Insurance is critical to our economy and our lives and, taken as a whole, surprisingly big. Americans spend nearly as much each year on insurance coverage as on food. But insurance rests on a promise that, if the worst happens, you will be protected. Why should we believe that promise? Because for nearly 200 years, state governments have audited insurance companies’ books and watched their payment records to be sure they keep their word.
State governments began licensing doctors, lawyers, engineers, and other professionals in the late 1800s. They did it because colleges were turning out highly trained people who found themselves surrounded by con artists and quacks. The professionals turned to the states for help. In the century and a half since, licensing has raised professional standards and given us some assurance that those we depend on for expert advice are trained and acting in our best interests. For this, we can thank government.
A scientific breakthrough occurred in 2003. It was the mapping of the human genome, which is creating medical advances that will touch every human on earth.
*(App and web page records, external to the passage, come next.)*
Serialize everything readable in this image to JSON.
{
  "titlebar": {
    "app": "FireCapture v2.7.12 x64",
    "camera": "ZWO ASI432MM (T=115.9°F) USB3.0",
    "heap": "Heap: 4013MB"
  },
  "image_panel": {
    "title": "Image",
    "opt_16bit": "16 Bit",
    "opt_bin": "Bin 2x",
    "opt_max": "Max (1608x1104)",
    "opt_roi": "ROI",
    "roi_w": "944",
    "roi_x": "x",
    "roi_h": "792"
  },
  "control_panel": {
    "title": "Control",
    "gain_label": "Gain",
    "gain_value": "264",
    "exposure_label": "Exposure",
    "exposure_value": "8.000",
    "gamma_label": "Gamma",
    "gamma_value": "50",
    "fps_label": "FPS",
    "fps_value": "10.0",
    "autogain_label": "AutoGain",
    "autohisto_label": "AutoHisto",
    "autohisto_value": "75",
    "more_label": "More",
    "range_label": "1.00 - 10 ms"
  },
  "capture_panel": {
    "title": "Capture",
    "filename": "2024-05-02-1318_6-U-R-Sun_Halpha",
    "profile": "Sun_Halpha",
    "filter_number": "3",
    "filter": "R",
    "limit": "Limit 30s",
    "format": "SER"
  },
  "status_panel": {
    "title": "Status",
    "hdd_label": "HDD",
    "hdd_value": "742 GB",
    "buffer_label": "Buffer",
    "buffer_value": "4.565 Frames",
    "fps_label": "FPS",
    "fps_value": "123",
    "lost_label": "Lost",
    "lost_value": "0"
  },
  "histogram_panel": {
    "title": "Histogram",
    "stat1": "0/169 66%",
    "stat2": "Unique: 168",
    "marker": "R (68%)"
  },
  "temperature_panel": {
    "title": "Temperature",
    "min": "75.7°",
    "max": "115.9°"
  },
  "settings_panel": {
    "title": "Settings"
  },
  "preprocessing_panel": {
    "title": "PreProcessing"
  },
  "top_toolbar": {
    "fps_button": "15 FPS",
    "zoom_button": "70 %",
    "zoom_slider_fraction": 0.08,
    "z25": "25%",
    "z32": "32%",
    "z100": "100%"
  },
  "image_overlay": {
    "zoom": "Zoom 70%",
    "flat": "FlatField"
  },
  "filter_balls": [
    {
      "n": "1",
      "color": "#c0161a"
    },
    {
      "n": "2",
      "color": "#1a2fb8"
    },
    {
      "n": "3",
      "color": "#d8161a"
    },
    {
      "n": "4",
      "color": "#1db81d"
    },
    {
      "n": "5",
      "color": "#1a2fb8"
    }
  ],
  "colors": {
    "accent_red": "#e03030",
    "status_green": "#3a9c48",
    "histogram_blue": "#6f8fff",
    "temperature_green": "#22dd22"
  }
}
The indispensable partner in this great discovery was the federal government. What did the government ask in return? You may be surprised to learn. And delighted.
Medicare is the second-most popular federal government program, behind only Social Security. Retirees love Medicare, and workers don’t mind paying taxes to support it. So how was this popular, effective, efficient health insurance program enacted? After a bitter, partisan political battle accompanied by warnings that government health care would bankrupt the country, ruin doctors, and bring about an end to freedom. If you enjoy Medicare coverage today—or hope to have it one day—you can thank government leaders for ignoring the hysteria and enacting Medicare 55 years ago.
Cities created public hospitals in the early 1800s as places the poor went to die. In the late 1800s, their roles changed dramatically as the practice of medicine changed. Since then, other kinds of hospitals have emerged, but large public hospitals still play essential roles as caregivers for the poor, centers for advanced trauma care, and providers of public services like poison-control centers. Let’s hope you never need the care these hospitals provide. But if you do, you can thank government for making them available.